Over 60% of all respondents say they have begun to question how they are living their lives and whether they are making the right decisions about it - and increased stress plays a big part of this: 63% say that uncertainty about what the next few months will hold causes them even more stress, and 49% say that the pandemic has made planning for their future virtually impossible.
Parents are citing significantly more stress over the past 18 months
‘Decision-making fatigue’ seems to have had a disproportionate impact on parents, given the big changes to schedules and everyday routines during the pandemic. Many say they are struggling to manage households divided by vaccination status, with one set of rules for vaccinated adults and kids over 12, and another for the younger, unvaccinated kids (although this should resolve soon as the FDA recently authorized a COVID-19 vaccine for 5- to 11-year-olds).
According to the survey, parents with children under 18 were more likely than those without children to say that both day-to-day decisions and major life decisions are more stressful than pre-pandemic (daily: 47% vs. 30%; major: 44% vs. 31%), with 54% of those with younger children under 5 reporting that day-to-day decisions have become more stressful.

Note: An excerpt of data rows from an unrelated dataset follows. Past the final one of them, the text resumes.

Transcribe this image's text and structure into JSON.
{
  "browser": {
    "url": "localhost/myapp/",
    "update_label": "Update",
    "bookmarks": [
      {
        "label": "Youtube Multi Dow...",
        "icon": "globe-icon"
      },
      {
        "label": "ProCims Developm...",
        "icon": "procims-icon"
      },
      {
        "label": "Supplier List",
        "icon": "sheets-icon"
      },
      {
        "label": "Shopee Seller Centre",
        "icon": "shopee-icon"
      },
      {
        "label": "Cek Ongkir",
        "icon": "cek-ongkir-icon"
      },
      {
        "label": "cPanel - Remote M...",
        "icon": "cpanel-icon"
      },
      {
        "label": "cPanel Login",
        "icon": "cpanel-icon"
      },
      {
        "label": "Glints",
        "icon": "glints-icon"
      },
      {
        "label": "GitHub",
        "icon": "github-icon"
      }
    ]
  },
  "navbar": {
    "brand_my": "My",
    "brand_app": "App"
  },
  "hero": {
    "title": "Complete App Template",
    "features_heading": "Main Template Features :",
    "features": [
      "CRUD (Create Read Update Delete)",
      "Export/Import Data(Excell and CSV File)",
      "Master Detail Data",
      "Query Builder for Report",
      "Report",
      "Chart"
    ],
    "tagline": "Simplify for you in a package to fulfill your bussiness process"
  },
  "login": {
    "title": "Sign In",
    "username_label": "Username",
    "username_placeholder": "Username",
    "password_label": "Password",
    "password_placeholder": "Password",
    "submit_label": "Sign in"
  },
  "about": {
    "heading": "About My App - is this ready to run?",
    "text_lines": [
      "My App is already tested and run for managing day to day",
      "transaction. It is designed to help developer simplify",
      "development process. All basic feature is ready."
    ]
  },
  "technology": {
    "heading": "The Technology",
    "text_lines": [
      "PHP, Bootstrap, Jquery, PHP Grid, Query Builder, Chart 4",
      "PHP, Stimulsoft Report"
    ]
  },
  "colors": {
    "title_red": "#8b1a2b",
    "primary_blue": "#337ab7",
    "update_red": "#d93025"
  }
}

The real science behind our inability to make decisions when feeling stressed
Multiple research studies have found that stress has a broad impact on the brain regions involved in decision-making processes. One study found that not only is the methodology of our decision-making altered under stress, but also our ability to make reliable cost-benefit evaluations necessary for bigger life decisions. Stress can cause us to focus too much on potential rewards and too little on potential risks; or put another way, stress biases our decisions toward comfortable (but potentially negative) habits rather than on goals. This obviously becomes problematic when weighing life-changing decisions, such as changing careers or having a baby, for example.
Suggestions for coping with everyday stress
It’s not all bad news. The survey did find that U.S. adults maintain an overall positive outlook. 70% said they were confident that everything will work out after the pandemic, and 77% said that overall they are faring ok. What to do if you are feeling more stressed than usual these days? Experts suggest things like:
Building in regular exercise to your routine - even a brisk, 20 min walk can work wonders to relieve stress
Eating a balanced diet and limiting alcohol
Getting enough sleep
Connecting with supportive friends and family (and the key here is ‘supportive’)
Making time for hobbies and fun
Spending quality time with a pet
Trying meditation, journaling, or yoga if you don’t already practice these
Feeling prolonged stress or anxiety? Consider Telemynd
Request an appointment online or call our care team for assistance in scheduling a session today. Our mental health professionals understand the link between current stresses and mental health. If you’re a behavioral health provider looking to join our team, see all the benefits and learn how to apply here.